Cookies on this website
We use cookies to ensure that we give you the best experience on our website. If you click 'Continue' we'll assume that you are happy to receive all cookies and you won't see this message again. Click 'Find out more' for information on how to change your cookie settings.

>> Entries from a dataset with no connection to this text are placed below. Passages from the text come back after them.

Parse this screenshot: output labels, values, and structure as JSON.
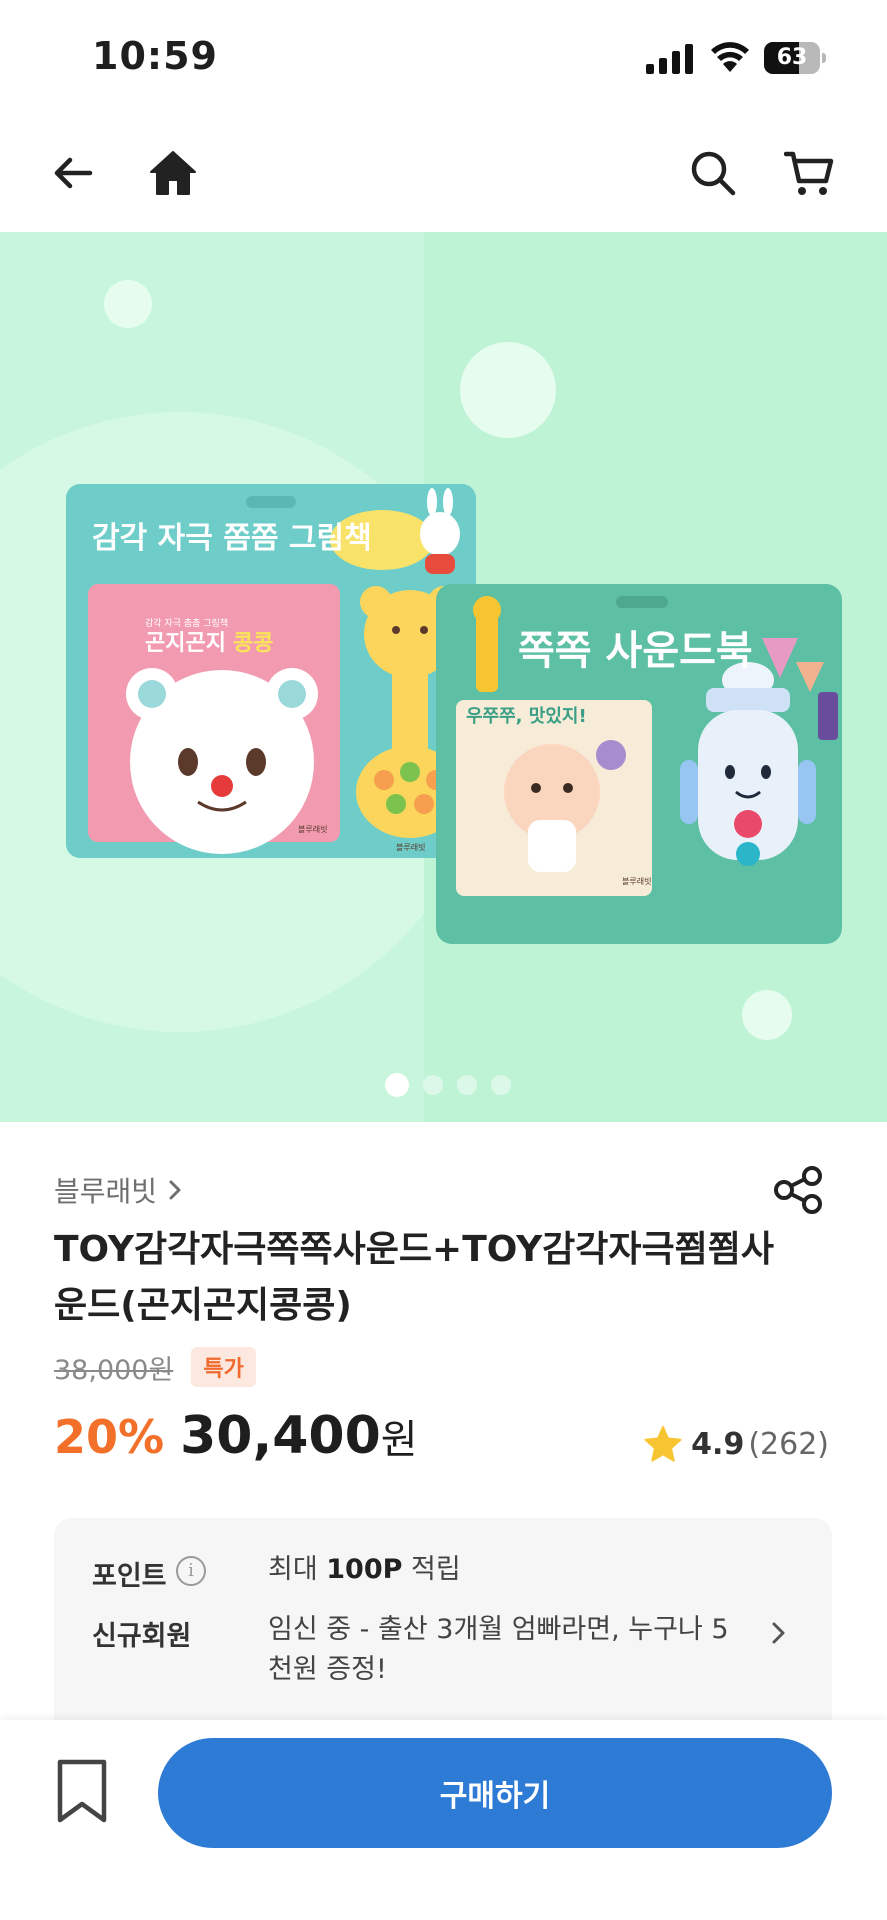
{
  "status_bar": {
    "time": "10:59",
    "battery": "63",
    "battery_level": 0.63,
    "icons": [
      "signal-icon",
      "wifi-icon",
      "battery-icon"
    ]
  },
  "top_nav": {
    "icons": [
      "arrow-left-icon",
      "home-icon",
      "search-icon",
      "cart-icon"
    ]
  },
  "hero": {
    "book1_title": "감각 자극 쫌쫌 그림책",
    "book1_subtitle": "감각 자극 촘촘 그림책",
    "book1_cover_title_a": "곤지곤지",
    "book1_cover_title_b": "콩콩",
    "book1_publisher": "블루래빗",
    "book2_title": "쪽쪽 사운드북",
    "book2_cover_title": "우쭈쭈, 맛있지!",
    "book2_publisher": "블루래빗",
    "carousel": {
      "count": 4,
      "active_index": 0
    },
    "colors": {
      "background": "#c8f6dc",
      "book1_frame": "#6ecdc8",
      "book2_frame": "#5dbfa3"
    }
  },
  "product": {
    "brand": "블루래빗",
    "title": "TOY감각자극쪽쪽사운드+TOY감각자극쬠쬠사운드(곤지곤지콩콩)",
    "original_price": "38,000원",
    "badge": "특가",
    "discount": "20%",
    "price": "30,400",
    "price_unit": "원",
    "rating": "4.9",
    "review_count": "(262)",
    "rating_value": 4.9
  },
  "benefits": {
    "point_label": "포인트",
    "point_text_prefix": "최대 ",
    "point_text_bold": "100P",
    "point_text_suffix": " 적립",
    "newmember_label": "신규회원",
    "newmember_text": "임신 중 - 출산 3개월 엄빠라면, 누구나 5천원 증정!"
  },
  "bottom_bar": {
    "buy_label": "구매하기",
    "bookmark_icon": "bookmark-icon"
  },
  "colors": {
    "accent_blue": "#2e7bd6",
    "discount_orange": "#f2702a",
    "star_yellow": "#f7c531"
  }
}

Young children exposed to tuberculosis have a high risk of progression to severe tuberculosis disease, but diagnosis of recent infection is hindered by the poor sensitivity of the tuberculin skin test. Whether new blood tests can detect latent infection in this vulnerable group is unknown because there is no gold standard. We monitored a tuberculin skin test-negative infant whose mother had infectious multidrug-resistant tuberculosis with enzyme-linked immunospot, a blood test that enumerates Mycobacterium tuberculosis-specific T cells. The enzyme-linked immunospot test became persistently positive by 6 months, and 18 months later the child developed active tuberculosis despite appropriate chemoprophylaxis. At this point, the magnitude of the enzyme-linked immunospot response increased >10-fold. Our findings demonstrate that this blood test detected latent infection with dormant, yet viable, bacilli and illustrate how enzyme-linked immunospot could improve diagnosis of childhood tuberculosis infection.

Original publication




Journal article



Publication Date





e1 - e5


Antigens, Bacterial, Antitubercular Agents, Chemoprevention, DNA Fingerprinting, Enzyme-Linked Immunosorbent Assay, Female, Humans, Infant, Infant, Newborn, Interferon-gamma, Mycobacterium tuberculosis, Polymorphism, Restriction Fragment Length, Pregnancy, Pregnancy Complications, Infectious, T-Lymphocytes, Tuberculin Test, Tuberculosis, Multidrug-Resistant